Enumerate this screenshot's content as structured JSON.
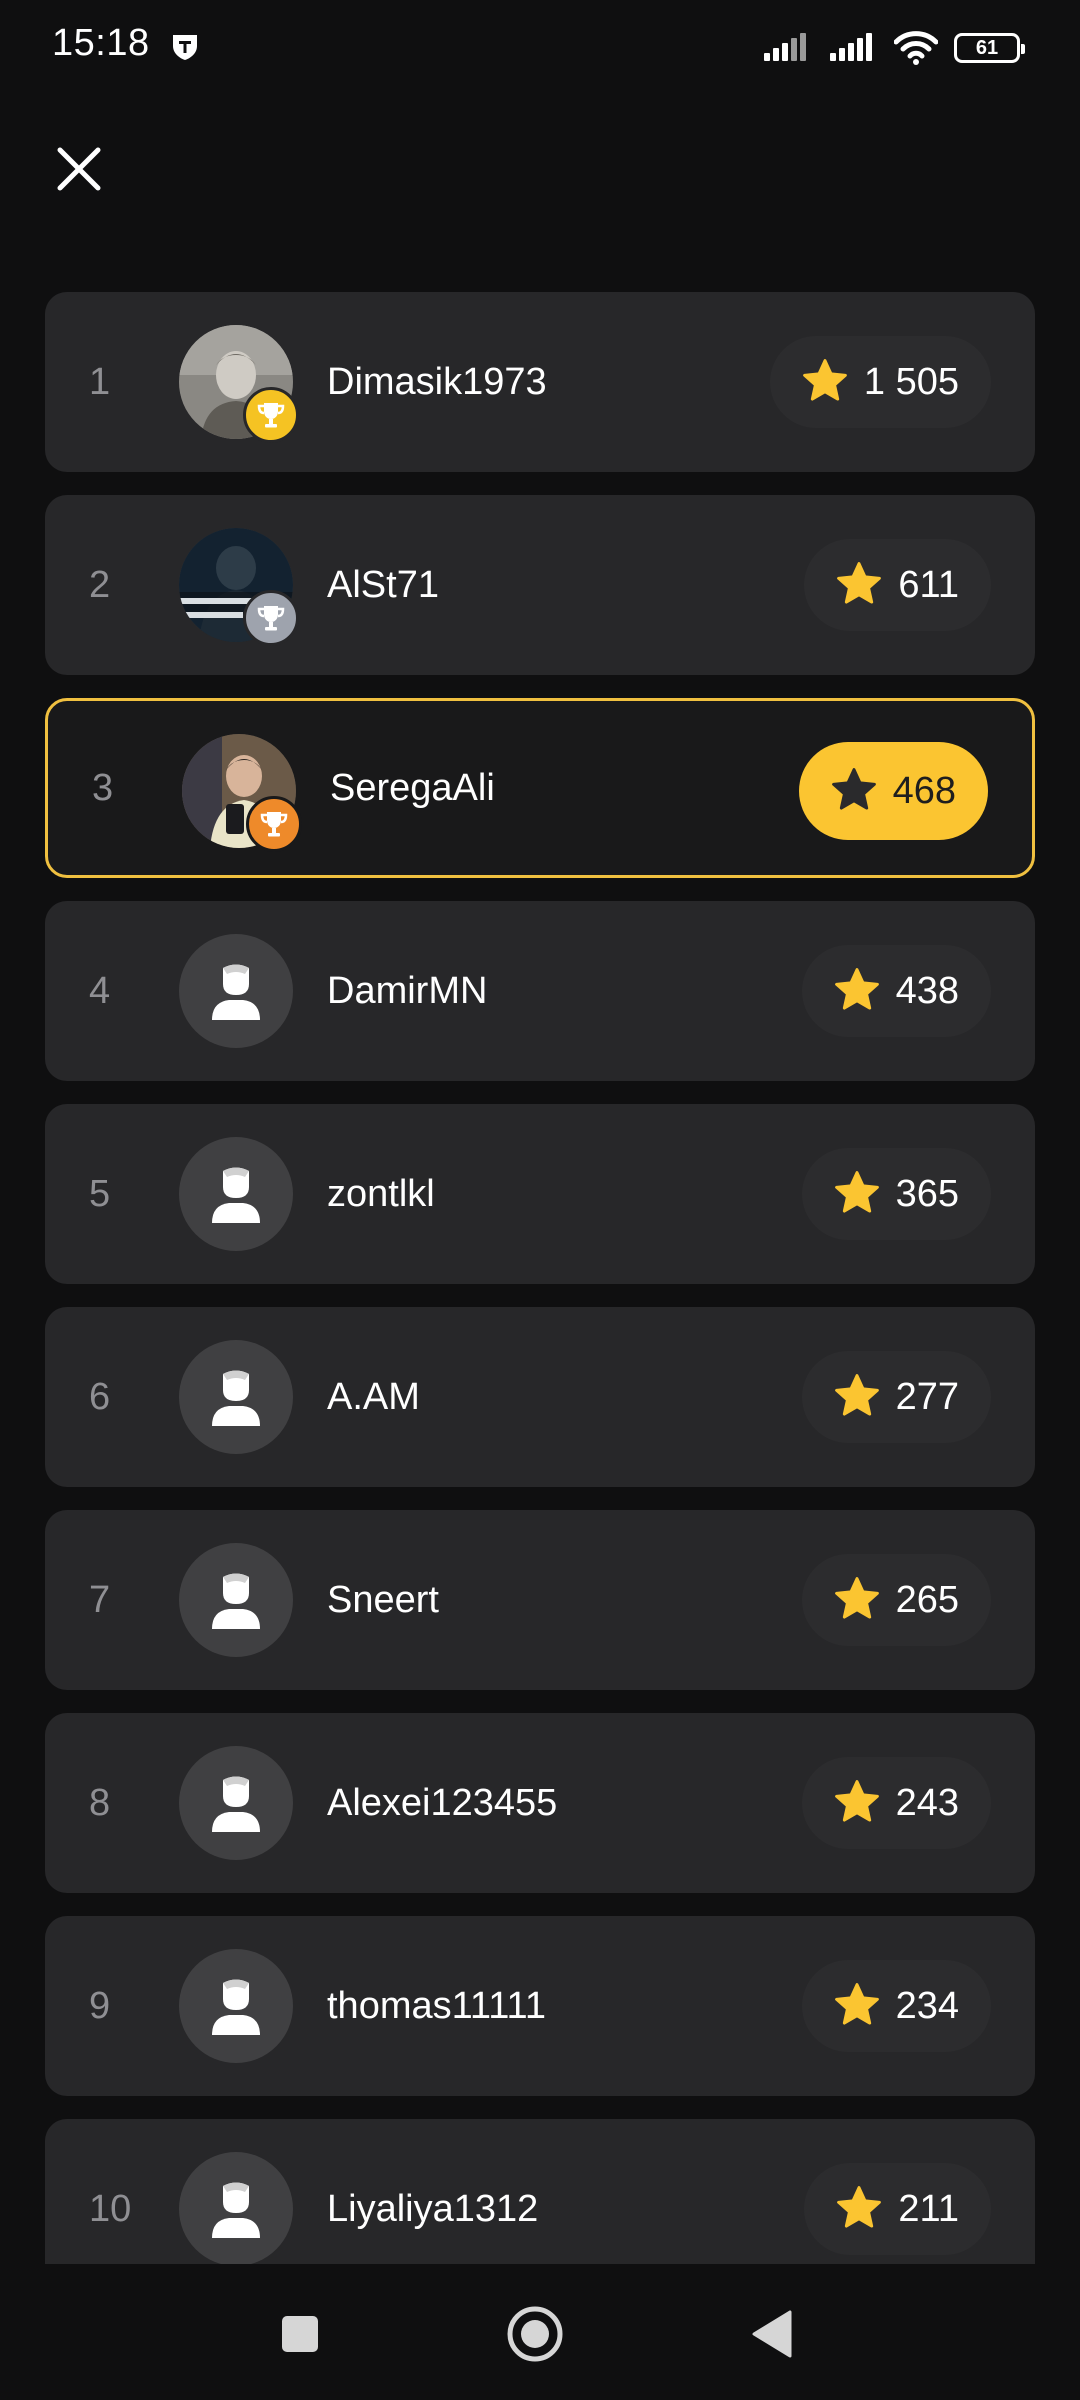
{
  "status_bar": {
    "time": "15:18",
    "battery_level": "61"
  },
  "header": {
    "close_icon": "close-icon"
  },
  "leaderboard": {
    "entries": [
      {
        "rank": "1",
        "name": "Dimasik1973",
        "score": "1 505",
        "trophy": "gold",
        "avatar": "photo"
      },
      {
        "rank": "2",
        "name": "AlSt71",
        "score": "611",
        "trophy": "silver",
        "avatar": "photo"
      },
      {
        "rank": "3",
        "name": "SeregaAli",
        "score": "468",
        "trophy": "bronze",
        "avatar": "photo",
        "current_user": true
      },
      {
        "rank": "4",
        "name": "DamirMN",
        "score": "438",
        "avatar": "default"
      },
      {
        "rank": "5",
        "name": "zontlkl",
        "score": "365",
        "avatar": "default"
      },
      {
        "rank": "6",
        "name": "A.AM",
        "score": "277",
        "avatar": "default"
      },
      {
        "rank": "7",
        "name": "Sneert",
        "score": "265",
        "avatar": "default"
      },
      {
        "rank": "8",
        "name": "Alexei123455",
        "score": "243",
        "avatar": "default"
      },
      {
        "rank": "9",
        "name": "thomas11111",
        "score": "234",
        "avatar": "default"
      },
      {
        "rank": "10",
        "name": "Liyaliya1312",
        "score": "211",
        "avatar": "default"
      }
    ]
  },
  "colors": {
    "background": "#0f0f10",
    "row": "#272729",
    "accent": "#fbc531",
    "gold": "#f5c323",
    "silver": "#9ea3ad",
    "bronze": "#ee8a2a"
  },
  "nav": {
    "icons": [
      "recents-square-icon",
      "home-circle-icon",
      "back-triangle-icon"
    ]
  }
}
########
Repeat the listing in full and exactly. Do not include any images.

Enumerate this screenshot's content as structured JSON.
{
  "status_bar": {
    "time": "15:18",
    "battery_level": "61"
  },
  "header": {
    "close_icon": "close-icon"
  },
  "leaderboard": {
    "entries": [
      {
        "rank": "1",
        "name": "Dimasik1973",
        "score": "1 505",
        "trophy": "gold",
        "avatar": "photo"
      },
      {
        "rank": "2",
        "name": "AlSt71",
        "score": "611",
        "trophy": "silver",
        "avatar": "photo"
      },
      {
        "rank": "3",
        "name": "SeregaAli",
        "score": "468",
        "trophy": "bronze",
        "avatar": "photo",
        "current_user": true
      },
      {
        "rank": "4",
        "name": "DamirMN",
        "score": "438",
        "avatar": "default"
      },
      {
        "rank": "5",
        "name": "zontlkl",
        "score": "365",
        "avatar": "default"
      },
      {
        "rank": "6",
        "name": "A.AM",
        "score": "277",
        "avatar": "default"
      },
      {
        "rank": "7",
        "name": "Sneert",
        "score": "265",
        "avatar": "default"
      },
      {
        "rank": "8",
        "name": "Alexei123455",
        "score": "243",
        "avatar": "default"
      },
      {
        "rank": "9",
        "name": "thomas11111",
        "score": "234",
        "avatar": "default"
      },
      {
        "rank": "10",
        "name": "Liyaliya1312",
        "score": "211",
        "avatar": "default"
      }
    ]
  },
  "colors": {
    "background": "#0f0f10",
    "row": "#272729",
    "accent": "#fbc531",
    "gold": "#f5c323",
    "silver": "#9ea3ad",
    "bronze": "#ee8a2a"
  },
  "nav": {
    "icons": [
      "recents-square-icon",
      "home-circle-icon",
      "back-triangle-icon"
    ]
  }
}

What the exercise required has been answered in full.